Gail Bower's Blog

Gail BowerThis blog will help you and your organization flourish.

Find provocative ideas, strategies, and best practices to increase your organization's visilibity, revenue, and impact.

Your comments, questions, and topic suggestions are welcome.


Looking for more information on corporate sponsorship? Visit Sponsorship Strategist, for buyers and sellers of corporate sponsorship.

Looking for a specific topic?

Buy the Book
  • How to Jump-start Your Sponsorship Strategy in Tough Times
    How to Jump-start Your Sponsorship Strategy in Tough Times
    by Gail S. Bower

Collaboration Part 3: Collaboration Challenges and What to Do About Them

This is the third in a three-part series on nonprofit collaboration, originally written in 2009 and updated a decade later.


Two-thirds of nonprofit organizations collaborate with others for a wide range of reasons, so obviously something’s working well with the concept. 

But what about when they don’t work well?

What damage can they cause?

What headaches do they bring on?

And what do you do? Or are you trapped?

These are all good and legitimate questions to be asking, and you probably have others.

So, first, let’s be clear. 

Organizations are run by humans, and wherever you have humans and relationships, things can get messy. Conflict is natural and simply points to a need for greater understanding, clarity around needs, and communication.

Resolving Challenges

Despite the best planning and intentions, challenges occur. Conflicts are inevitable among human beings. These suggestions will help you resolve the most common difficulties:
  • Culture clashes. Remember that you are two organizations—perhaps even two formerly competitive organizations—now working together towards a common goal. You and your partnering executive director must work to mesh the two cultures, fostering an evolution throughout the duration of the project or partnership.
  • Fear and resistance. These two go hand-in-hand and are quite natural. However, they also offer nothing useful towards the outcome. The solution? Give voice to the fears to resolve and build trust.
  • Turf issues and politics. Long-time collaborators note that sometimes starting off on small, non-threatening projects can help the two staffs make incremental progress together. Be sure that roles and expectations are clearly defined and understood by those involved.
  • Inertia and mixed signals. When confusion and even lack of progress occurs, check CEO commitment levels. Are you fully embracing the project? Is your partnering organization's CEO? Are you each supporting the project internally and setting an example for your staffs? Is there an open atmosphere, allowing staff members to discuss concerns and challenges and to find solutions?
  • Miscommunication. Oddly, we humans, distinct from other mammals by our thinking and language skills, sometimes don't do such a great job communicating. When you suspect miscommunication, let that be a signal to come together, face-to-face, to talk over what's going on. And, of course, don't take things personally.
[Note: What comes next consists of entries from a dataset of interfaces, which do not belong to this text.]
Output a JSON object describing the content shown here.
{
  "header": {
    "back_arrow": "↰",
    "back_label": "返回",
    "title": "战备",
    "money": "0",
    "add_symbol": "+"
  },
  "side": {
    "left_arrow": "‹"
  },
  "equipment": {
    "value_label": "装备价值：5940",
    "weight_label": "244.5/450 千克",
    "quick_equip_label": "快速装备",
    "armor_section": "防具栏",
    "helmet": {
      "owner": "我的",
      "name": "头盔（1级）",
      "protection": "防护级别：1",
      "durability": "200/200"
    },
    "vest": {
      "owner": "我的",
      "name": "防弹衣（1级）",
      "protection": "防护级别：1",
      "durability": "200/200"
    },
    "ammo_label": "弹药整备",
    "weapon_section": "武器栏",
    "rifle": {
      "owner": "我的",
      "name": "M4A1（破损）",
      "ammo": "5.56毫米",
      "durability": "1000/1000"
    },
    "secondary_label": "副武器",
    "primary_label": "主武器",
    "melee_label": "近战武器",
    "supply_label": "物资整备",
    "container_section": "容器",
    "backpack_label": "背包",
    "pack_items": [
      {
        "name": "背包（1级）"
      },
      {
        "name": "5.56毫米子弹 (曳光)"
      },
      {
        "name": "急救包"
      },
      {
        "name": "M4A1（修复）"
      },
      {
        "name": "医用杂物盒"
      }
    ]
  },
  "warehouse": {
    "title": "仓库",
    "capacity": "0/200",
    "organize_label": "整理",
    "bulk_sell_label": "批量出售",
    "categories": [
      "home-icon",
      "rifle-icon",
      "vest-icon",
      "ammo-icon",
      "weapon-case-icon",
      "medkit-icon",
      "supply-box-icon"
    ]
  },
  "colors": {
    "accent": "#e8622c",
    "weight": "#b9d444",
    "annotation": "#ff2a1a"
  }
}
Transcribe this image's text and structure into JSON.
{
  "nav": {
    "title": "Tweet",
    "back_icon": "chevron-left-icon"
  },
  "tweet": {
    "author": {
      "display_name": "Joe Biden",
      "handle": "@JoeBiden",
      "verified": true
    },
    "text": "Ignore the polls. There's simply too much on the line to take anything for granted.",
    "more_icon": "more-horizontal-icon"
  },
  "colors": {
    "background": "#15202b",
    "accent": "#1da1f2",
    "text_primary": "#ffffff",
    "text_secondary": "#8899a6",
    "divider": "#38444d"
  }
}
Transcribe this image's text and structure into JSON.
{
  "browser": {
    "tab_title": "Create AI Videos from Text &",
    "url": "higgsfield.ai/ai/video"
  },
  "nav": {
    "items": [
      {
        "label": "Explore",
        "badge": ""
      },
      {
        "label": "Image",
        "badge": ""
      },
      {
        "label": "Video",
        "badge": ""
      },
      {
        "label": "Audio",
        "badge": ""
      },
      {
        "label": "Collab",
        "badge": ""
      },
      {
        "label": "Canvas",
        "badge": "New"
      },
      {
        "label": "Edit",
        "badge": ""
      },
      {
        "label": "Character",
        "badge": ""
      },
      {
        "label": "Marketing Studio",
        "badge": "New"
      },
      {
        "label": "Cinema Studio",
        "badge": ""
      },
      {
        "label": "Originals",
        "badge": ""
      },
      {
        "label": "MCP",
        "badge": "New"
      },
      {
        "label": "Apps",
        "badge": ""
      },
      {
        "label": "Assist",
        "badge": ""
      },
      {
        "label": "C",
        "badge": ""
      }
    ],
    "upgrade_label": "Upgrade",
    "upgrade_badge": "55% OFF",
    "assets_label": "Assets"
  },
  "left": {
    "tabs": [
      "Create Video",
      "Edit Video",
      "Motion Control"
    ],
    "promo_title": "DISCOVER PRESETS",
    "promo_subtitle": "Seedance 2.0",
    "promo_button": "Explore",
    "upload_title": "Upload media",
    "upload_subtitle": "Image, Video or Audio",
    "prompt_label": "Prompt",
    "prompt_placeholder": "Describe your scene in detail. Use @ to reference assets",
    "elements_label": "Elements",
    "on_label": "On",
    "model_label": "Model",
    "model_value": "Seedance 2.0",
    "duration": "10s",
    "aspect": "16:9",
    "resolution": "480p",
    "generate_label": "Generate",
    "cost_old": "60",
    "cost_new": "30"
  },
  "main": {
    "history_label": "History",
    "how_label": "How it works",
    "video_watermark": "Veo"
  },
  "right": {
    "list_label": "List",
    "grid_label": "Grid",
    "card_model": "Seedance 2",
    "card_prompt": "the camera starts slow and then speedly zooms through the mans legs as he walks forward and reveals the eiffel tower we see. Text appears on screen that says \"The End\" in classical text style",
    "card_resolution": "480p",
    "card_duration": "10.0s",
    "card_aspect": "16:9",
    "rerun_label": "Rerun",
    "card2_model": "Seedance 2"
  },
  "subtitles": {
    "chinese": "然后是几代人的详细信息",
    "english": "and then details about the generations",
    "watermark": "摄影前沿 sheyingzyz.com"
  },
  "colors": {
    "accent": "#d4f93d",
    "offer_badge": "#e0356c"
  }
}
When Good Partnerships Go Bad

Not every partnership works out, despite high hopes and careful planning. You have three options:
  • Walk away from the partner;
  • Walk away from the project;
  • Change your role and involvement.
Don't feel stuck, trapped, or in need of investing further resources in a losing proposition. Staff morale, energy, and enthusiasm is too precious; life is too short. Move on.

Years ago, a collaboration with the regional office of a national corporate sponsor relationship I initiated and grew expanded into another market. My contact in the second market was 180 degrees different from my partner. I went from trusting, collegial, fun, and creative in the first relationship to punitive, negative, distrustful, and disconnected in the second.  

The person in this second market could not have been more different, and her approach was not only a poor fit for me but also a poor fit for our company. We wrapped up that first year, and I let that relationship go. I preferred to focus my energy and creativity on the relationship with the first market.

Always have an exit plan, but do your best to be a great partner, attract great partners, and to work things out so that you, the other organization, and the collaboration itself evolve, strengthen, and grow. 

How You Benefit

Working with collaborators allows your organization to expand its service with a relief of funding or without adding significantly to the operation. The benefits to your staff and organization, in terms of capacity building, professional staff development, and growth, also add up. For example, you may notice that staff members' communication and listening skills improve, which will be of benefit internally as well as externally on other endeavors.

Successful collaborations extend your reach into communities and among constituents in ways that are endlessly beneficial to your mission. Reaching more people with your expertise, services, messages, and stories expands your community, your base of supporters, and your impact.

Now it's your decision: are the social value coupled with the value to your operation and growth of individual staff members compelling reasons to improve existing or explore new collaborations in your market?

Did you miss Part 1 or Part 2 in this series? You can go back and read it by clicking here (Part 1) or here (Part 2).

Download this questionnaire so that you can gain clarity and ideas about collaboration.



Reader Comments

There are no comments for this journal entry. To create a new comment, use the form below.

PostPost a New Comment

Enter your information below to add a new comment.

My response is on my own website »
Author Email (optional):
Author URL (optional):
Some HTML allowed: <a href="" title=""> <abbr title=""> <acronym title=""> <b> <blockquote cite=""> <code> <em> <i> <strike> <strong>
« What you can learn from my new superhero | Main | Collaboration Part 2: Best Practices and the Ingredients for Success »